:: Record excerpts
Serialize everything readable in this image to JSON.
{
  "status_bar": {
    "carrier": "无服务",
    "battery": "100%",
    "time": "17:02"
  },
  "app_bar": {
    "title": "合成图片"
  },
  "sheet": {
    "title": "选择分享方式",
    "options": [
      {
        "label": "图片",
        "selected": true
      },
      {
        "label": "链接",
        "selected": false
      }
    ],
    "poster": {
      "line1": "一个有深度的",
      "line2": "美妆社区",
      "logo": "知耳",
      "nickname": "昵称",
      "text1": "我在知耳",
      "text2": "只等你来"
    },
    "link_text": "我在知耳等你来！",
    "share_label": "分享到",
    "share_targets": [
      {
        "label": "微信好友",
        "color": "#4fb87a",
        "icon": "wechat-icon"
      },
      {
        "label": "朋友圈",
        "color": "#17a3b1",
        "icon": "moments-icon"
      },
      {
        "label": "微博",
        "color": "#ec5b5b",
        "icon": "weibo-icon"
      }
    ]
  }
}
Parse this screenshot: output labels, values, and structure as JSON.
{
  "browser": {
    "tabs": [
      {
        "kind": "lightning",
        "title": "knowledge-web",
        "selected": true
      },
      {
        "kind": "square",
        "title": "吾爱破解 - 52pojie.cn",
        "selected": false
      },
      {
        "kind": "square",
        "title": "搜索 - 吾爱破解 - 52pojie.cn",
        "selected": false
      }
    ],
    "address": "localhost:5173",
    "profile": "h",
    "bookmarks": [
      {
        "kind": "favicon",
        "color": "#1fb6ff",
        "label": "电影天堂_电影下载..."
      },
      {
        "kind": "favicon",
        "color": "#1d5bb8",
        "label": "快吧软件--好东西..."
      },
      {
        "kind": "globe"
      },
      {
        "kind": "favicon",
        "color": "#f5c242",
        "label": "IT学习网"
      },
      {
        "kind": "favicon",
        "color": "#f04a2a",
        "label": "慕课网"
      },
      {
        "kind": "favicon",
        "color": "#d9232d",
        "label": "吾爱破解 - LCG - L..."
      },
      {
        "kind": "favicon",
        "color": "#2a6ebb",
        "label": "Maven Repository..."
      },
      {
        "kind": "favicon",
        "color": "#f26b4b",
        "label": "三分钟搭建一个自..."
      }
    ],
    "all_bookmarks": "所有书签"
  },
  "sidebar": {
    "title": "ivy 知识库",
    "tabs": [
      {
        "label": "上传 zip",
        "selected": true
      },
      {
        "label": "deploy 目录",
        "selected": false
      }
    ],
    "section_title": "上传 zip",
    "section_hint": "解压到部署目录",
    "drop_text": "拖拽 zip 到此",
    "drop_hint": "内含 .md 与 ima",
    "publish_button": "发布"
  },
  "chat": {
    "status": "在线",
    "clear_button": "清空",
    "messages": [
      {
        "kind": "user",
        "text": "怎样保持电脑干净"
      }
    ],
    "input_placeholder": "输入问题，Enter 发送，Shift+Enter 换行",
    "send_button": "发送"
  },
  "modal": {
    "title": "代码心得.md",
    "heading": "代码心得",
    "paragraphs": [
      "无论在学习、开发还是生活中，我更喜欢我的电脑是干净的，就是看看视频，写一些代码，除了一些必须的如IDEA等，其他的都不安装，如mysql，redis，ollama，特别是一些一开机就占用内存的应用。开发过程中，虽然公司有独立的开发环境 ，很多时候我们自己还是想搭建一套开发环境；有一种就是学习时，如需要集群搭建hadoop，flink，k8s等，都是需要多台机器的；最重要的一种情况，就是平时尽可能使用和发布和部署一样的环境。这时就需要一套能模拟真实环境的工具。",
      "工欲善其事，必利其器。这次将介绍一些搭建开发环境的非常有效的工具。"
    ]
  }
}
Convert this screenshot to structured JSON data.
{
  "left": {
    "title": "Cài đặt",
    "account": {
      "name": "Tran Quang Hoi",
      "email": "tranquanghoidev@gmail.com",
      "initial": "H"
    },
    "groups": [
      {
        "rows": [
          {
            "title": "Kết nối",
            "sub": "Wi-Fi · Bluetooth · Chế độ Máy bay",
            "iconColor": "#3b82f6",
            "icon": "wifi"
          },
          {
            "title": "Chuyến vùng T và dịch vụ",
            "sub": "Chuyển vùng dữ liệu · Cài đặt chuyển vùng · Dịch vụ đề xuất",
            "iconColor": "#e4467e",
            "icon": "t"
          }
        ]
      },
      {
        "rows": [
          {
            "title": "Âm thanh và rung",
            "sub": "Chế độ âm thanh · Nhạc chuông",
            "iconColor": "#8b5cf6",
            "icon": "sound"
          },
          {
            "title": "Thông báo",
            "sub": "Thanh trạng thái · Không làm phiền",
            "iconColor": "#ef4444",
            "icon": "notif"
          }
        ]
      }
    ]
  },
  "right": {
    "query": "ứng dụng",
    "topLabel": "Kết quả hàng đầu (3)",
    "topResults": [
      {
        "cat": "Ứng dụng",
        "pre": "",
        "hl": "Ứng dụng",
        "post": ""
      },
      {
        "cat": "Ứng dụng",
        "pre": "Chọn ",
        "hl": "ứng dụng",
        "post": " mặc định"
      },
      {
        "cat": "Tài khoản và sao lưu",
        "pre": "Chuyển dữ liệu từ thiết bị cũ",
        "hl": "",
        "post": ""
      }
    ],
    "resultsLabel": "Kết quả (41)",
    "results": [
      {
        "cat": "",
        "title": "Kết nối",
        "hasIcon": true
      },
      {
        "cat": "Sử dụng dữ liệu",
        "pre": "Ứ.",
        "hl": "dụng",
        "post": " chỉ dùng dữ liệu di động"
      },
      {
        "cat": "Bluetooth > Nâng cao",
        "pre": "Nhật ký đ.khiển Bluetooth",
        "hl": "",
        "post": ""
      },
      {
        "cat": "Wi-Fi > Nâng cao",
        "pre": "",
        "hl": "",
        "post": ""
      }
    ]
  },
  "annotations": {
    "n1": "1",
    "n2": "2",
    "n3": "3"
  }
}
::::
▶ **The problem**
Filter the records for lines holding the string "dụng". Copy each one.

▶ **Response to the task**
    "query": "ứng dụng",
        "cat": "Ứng dụng",
        "hl": "Ứng dụng",
        "cat": "Ứng dụng",
        "hl": "ứng dụng",
        "cat": "Sử dụng dữ liệu",
        "hl": "dụng",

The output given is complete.